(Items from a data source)
******************************
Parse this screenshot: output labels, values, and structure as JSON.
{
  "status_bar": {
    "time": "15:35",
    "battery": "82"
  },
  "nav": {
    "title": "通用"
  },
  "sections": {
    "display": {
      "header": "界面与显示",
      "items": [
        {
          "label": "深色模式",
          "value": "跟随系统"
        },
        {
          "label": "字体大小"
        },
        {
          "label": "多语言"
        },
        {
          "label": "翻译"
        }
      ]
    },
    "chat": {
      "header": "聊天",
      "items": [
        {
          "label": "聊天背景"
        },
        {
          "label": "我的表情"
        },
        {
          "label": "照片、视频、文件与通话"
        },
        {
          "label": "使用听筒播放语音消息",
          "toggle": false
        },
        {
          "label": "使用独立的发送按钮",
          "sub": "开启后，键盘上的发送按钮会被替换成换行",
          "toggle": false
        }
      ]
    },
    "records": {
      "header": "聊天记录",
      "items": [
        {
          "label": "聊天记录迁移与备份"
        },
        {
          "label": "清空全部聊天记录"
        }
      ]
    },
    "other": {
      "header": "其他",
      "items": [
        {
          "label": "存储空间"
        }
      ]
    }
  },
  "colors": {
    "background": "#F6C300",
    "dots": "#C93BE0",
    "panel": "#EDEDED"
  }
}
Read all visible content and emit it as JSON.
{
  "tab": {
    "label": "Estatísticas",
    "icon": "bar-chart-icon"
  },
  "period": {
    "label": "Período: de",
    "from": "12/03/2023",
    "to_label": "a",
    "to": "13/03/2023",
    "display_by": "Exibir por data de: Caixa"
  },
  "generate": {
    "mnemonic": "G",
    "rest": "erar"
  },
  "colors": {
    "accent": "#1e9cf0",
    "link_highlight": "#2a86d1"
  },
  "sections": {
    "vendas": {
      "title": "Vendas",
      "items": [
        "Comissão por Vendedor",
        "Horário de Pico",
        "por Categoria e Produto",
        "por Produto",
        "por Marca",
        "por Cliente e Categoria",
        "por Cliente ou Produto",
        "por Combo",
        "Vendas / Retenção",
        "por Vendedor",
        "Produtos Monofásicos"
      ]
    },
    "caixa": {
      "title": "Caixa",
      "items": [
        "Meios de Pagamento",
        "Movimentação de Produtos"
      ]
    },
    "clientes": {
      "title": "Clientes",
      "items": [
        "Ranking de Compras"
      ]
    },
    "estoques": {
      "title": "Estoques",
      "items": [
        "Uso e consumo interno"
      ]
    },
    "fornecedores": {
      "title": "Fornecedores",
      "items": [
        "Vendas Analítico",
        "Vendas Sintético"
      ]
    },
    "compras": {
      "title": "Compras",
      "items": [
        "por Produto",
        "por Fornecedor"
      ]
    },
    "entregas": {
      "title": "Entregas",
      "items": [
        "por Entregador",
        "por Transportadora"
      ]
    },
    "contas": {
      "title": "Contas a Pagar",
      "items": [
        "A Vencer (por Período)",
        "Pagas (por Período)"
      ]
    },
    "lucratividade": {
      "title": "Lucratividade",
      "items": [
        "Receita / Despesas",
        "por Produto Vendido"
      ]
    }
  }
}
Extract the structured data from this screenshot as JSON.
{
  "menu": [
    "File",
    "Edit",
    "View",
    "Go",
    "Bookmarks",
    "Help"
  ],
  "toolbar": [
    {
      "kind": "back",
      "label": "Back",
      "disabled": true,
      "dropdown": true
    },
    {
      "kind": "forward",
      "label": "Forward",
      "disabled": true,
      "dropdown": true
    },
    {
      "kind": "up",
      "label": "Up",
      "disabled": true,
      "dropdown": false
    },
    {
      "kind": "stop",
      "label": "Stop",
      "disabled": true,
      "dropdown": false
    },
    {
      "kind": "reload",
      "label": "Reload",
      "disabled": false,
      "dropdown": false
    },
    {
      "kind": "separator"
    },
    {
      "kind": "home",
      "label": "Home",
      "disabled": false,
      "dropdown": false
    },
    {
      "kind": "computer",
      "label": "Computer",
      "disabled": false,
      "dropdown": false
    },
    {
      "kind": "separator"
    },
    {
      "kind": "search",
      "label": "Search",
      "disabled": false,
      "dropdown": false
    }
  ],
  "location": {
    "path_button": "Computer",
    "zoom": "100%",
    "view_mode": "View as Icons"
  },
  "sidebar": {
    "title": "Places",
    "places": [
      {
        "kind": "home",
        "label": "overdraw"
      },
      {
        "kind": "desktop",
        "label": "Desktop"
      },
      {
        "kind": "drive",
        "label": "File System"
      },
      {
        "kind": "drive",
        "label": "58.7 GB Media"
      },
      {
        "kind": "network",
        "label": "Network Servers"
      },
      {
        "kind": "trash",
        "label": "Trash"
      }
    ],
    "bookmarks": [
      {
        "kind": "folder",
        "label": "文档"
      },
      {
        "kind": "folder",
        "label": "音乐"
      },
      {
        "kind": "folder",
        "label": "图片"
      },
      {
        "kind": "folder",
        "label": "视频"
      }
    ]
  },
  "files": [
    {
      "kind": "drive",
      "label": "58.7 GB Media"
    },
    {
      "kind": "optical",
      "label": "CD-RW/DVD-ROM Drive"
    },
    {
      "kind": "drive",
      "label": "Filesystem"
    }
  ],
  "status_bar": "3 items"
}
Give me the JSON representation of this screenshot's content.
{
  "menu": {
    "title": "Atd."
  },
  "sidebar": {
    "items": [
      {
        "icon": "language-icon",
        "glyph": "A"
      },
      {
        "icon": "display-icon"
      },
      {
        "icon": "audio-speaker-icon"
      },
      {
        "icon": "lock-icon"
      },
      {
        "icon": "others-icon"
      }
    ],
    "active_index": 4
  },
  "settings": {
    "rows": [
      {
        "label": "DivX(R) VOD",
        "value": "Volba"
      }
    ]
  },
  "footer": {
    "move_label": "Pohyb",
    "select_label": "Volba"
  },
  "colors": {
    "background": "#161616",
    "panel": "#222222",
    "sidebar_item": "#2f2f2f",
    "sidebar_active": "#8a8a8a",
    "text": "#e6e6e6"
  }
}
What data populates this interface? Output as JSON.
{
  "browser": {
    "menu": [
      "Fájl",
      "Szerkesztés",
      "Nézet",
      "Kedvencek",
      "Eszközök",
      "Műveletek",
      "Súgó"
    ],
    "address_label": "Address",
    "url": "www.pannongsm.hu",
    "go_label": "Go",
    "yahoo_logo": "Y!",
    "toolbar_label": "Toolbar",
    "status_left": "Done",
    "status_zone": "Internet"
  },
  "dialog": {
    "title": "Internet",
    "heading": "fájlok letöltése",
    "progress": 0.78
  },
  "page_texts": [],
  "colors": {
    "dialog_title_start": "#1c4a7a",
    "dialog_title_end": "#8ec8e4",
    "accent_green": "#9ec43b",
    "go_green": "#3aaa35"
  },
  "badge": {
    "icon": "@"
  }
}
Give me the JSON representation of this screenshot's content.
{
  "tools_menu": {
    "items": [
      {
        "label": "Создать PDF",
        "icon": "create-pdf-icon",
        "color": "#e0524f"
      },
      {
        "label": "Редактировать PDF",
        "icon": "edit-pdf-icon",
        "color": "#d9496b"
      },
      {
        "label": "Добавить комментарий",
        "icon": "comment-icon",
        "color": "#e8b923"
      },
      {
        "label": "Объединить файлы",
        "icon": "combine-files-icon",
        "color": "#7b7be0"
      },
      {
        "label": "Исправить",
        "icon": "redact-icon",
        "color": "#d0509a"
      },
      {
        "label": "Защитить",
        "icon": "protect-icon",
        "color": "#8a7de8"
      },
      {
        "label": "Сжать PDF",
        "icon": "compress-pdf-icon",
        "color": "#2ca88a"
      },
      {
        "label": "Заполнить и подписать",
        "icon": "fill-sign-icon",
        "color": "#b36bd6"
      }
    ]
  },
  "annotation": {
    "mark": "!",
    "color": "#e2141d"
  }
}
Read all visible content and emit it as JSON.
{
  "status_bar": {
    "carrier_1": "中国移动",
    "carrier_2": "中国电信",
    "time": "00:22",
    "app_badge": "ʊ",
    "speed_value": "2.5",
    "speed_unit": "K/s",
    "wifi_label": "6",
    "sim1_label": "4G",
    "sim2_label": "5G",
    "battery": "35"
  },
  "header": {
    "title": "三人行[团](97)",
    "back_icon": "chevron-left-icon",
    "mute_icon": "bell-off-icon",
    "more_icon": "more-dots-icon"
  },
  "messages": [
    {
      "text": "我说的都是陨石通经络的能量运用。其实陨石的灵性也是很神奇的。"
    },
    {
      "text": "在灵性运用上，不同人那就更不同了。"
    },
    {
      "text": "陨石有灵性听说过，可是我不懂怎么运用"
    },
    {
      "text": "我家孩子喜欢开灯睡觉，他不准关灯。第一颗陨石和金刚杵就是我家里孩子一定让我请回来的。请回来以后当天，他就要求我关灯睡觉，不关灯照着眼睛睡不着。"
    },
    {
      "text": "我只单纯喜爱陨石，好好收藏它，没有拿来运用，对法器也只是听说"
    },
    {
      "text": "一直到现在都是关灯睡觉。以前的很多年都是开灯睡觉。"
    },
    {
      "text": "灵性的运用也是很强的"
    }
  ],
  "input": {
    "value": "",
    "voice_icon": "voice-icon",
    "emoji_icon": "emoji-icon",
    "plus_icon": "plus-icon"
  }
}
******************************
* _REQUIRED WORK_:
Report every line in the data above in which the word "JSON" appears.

* _REPLY_:
Parse this screenshot: output labels, values, and structure as JSON.
Read all visible content and emit it as JSON.
Extract the structured data from this screenshot as JSON.
Give me the JSON representation of this screenshot's content.
What data populates this interface? Output as JSON.
Give me the JSON representation of this screenshot's content.
Read all visible content and emit it as JSON.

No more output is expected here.